_WHAT YOU NEED TO DO:_ In the records that follow, find each line containing "format" and copy it.

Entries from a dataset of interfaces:
○ ○ ○ ○ ○ ○ ○

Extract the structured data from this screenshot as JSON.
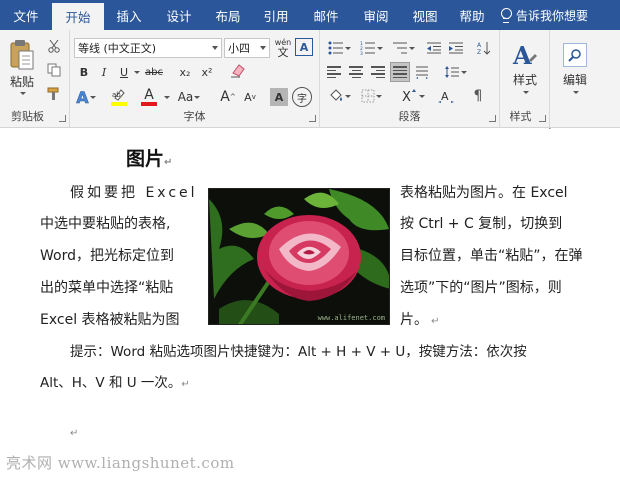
{
  "menu": {
    "tabs": [
      "文件",
      "开始",
      "插入",
      "设计",
      "布局",
      "引用",
      "邮件",
      "审阅",
      "视图",
      "帮助"
    ],
    "active_tab": "开始",
    "tell_me": "告诉我你想要"
  },
  "ribbon": {
    "clipboard": {
      "label": "剪贴板",
      "paste": "粘贴"
    },
    "font": {
      "label": "字体",
      "font_name": "等线 (中文正文)",
      "font_size": "小四",
      "wen_top": "wén",
      "wen_bottom": "文",
      "border_char": "A",
      "bold": "B",
      "italic": "I",
      "underline": "U",
      "strike": "abc",
      "subscript": "x₂",
      "superscript": "x²",
      "grow": "A",
      "shrink": "A",
      "case": "Aa",
      "char_shading": "A",
      "enclose": "字",
      "highlight_color": "#ffff00",
      "font_color": "#e0191c"
    },
    "paragraph": {
      "label": "段落"
    },
    "styles": {
      "label": "样式",
      "button": "样式"
    },
    "editing": {
      "button": "编辑"
    }
  },
  "document": {
    "heading": "图片",
    "lines_left": [
      "假如要把   Excel",
      "中选中要粘贴的表格,",
      "Word，把光标定位到",
      "出的菜单中选择“粘贴",
      "Excel 表格被粘贴为图"
    ],
    "lines_right": [
      "表格粘贴为图片。在 Excel",
      "按 Ctrl + C 复制，切换到",
      "目标位置，单击“粘贴”，在弹",
      "选项”下的“图片”图标，则",
      "片。"
    ],
    "tip_line1": "提示：Word 粘贴选项图片快捷键为：Alt + H + V + U，按键方法：依次按",
    "tip_line2": "Alt、H、V 和 U 一次。",
    "image_caption": "www.alifenet.com",
    "watermark": "亮术网 www.liangshunet.com"
  },
  "icons": [
    "paste-icon",
    "cut-icon",
    "copy-icon",
    "format-painter-icon",
    "clear-format-icon",
    "bullets-icon",
    "numbering-icon",
    "multilevel-list-icon",
    "decrease-indent-icon",
    "increase-indent-icon",
    "align-left-icon",
    "center-icon",
    "align-right-icon",
    "justify-icon",
    "distributed-icon",
    "line-spacing-icon",
    "shading-icon",
    "borders-icon",
    "sort-icon",
    "show-marks-icon",
    "styles-icon",
    "search-icon",
    "mouse-cursor-icon"
  ]
}
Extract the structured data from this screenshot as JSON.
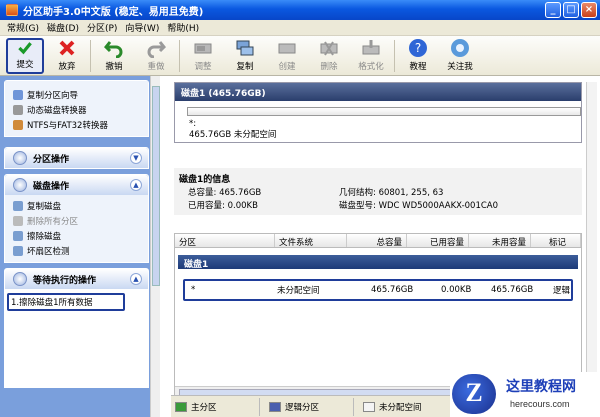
{
  "window": {
    "title": "分区助手3.0中文版 (稳定、易用且免费)"
  },
  "menu": [
    "常规(G)",
    "磁盘(D)",
    "分区(P)",
    "向导(W)",
    "帮助(H)"
  ],
  "toolbar": [
    {
      "label": "提交",
      "icon": "check-icon",
      "enabled": true
    },
    {
      "label": "放弃",
      "icon": "discard-icon",
      "enabled": true
    },
    {
      "label": "撤销",
      "icon": "undo-icon",
      "enabled": true
    },
    {
      "label": "重做",
      "icon": "redo-icon",
      "enabled": false
    },
    {
      "label": "调整",
      "icon": "resize-icon",
      "enabled": false
    },
    {
      "label": "复制",
      "icon": "copy-icon",
      "enabled": true
    },
    {
      "label": "创建",
      "icon": "create-icon",
      "enabled": false
    },
    {
      "label": "删除",
      "icon": "delete-icon",
      "enabled": false
    },
    {
      "label": "格式化",
      "icon": "format-icon",
      "enabled": false
    },
    {
      "label": "教程",
      "icon": "help-icon",
      "enabled": true
    },
    {
      "label": "关注我",
      "icon": "follow-icon",
      "enabled": true
    }
  ],
  "sidebar": {
    "wizards": [
      "复制分区向导",
      "动态磁盘转换器",
      "NTFS与FAT32转换器"
    ],
    "partition_ops": {
      "title": "分区操作"
    },
    "disk_ops": {
      "title": "磁盘操作",
      "items": [
        {
          "label": "复制磁盘",
          "enabled": true
        },
        {
          "label": "删除所有分区",
          "enabled": false
        },
        {
          "label": "擦除磁盘",
          "enabled": true
        },
        {
          "label": "坏扇区检测",
          "enabled": true
        }
      ]
    },
    "pending": {
      "title": "等待执行的操作",
      "items": [
        "1.擦除磁盘1所有数据"
      ]
    }
  },
  "disk_card": {
    "title": "磁盘1 (465.76GB)",
    "marker": "*:",
    "desc": "465.76GB 未分配空间"
  },
  "info": {
    "title": "磁盘1的信息",
    "capacity_label": "总容量:",
    "capacity": "465.76GB",
    "used_label": "已用容量:",
    "used": "0.00KB",
    "geometry_label": "几何结构:",
    "geometry": "60801, 255, 63",
    "model_label": "磁盘型号:",
    "model": "WDC WD5000AAKX-001CA0"
  },
  "table": {
    "headers": [
      "分区",
      "文件系统",
      "总容量",
      "已用容量",
      "未用容量",
      "标记"
    ],
    "group": "磁盘1",
    "rows": [
      {
        "partition": "*",
        "fs": "未分配空间",
        "total": "465.76GB",
        "used": "0.00KB",
        "free": "465.76GB",
        "flag": "逻辑"
      }
    ]
  },
  "legend": [
    "主分区",
    "逻辑分区",
    "未分配空间"
  ],
  "watermark": {
    "logo": "Z",
    "title": "这里教程网",
    "url": "herecours.com"
  },
  "colors": {
    "accent": "#1f3d9a",
    "title_bar": "#0a58e0",
    "sidebar": "#7a9fdc"
  }
}
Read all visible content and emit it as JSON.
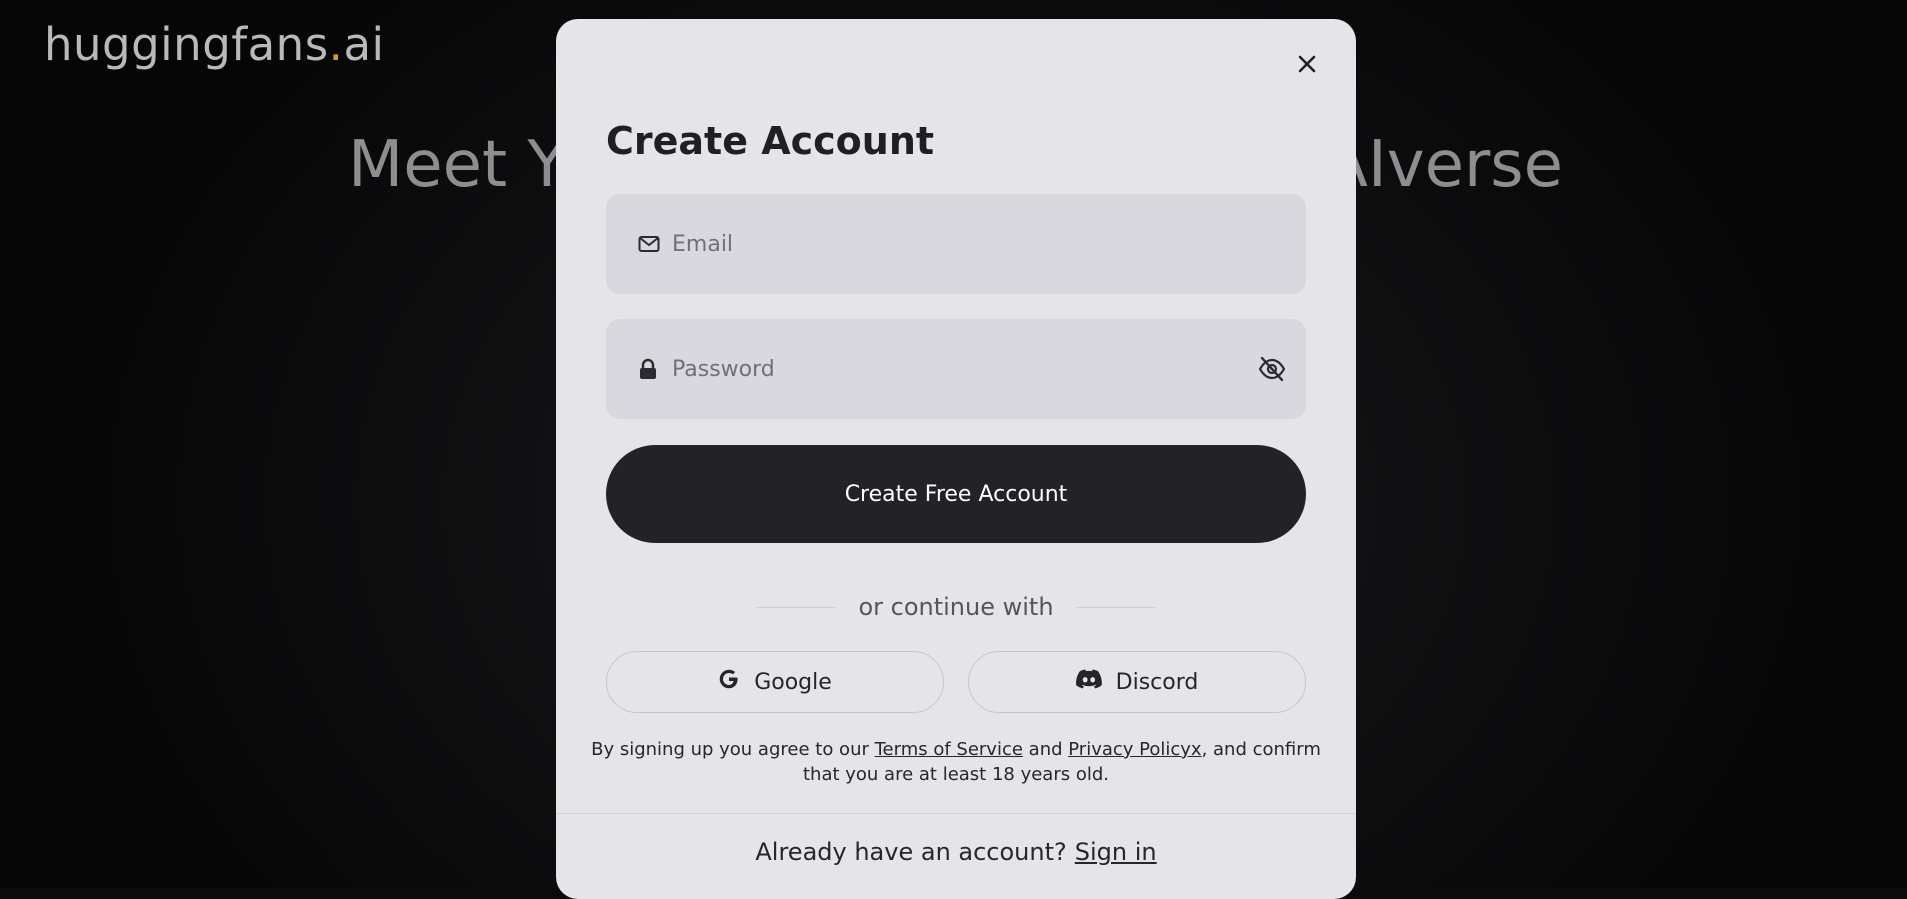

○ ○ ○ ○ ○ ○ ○

_YOUR RESPONSE:_
    "format-painter-icon",
    "clear-format-icon",
      "icon": "format-icon",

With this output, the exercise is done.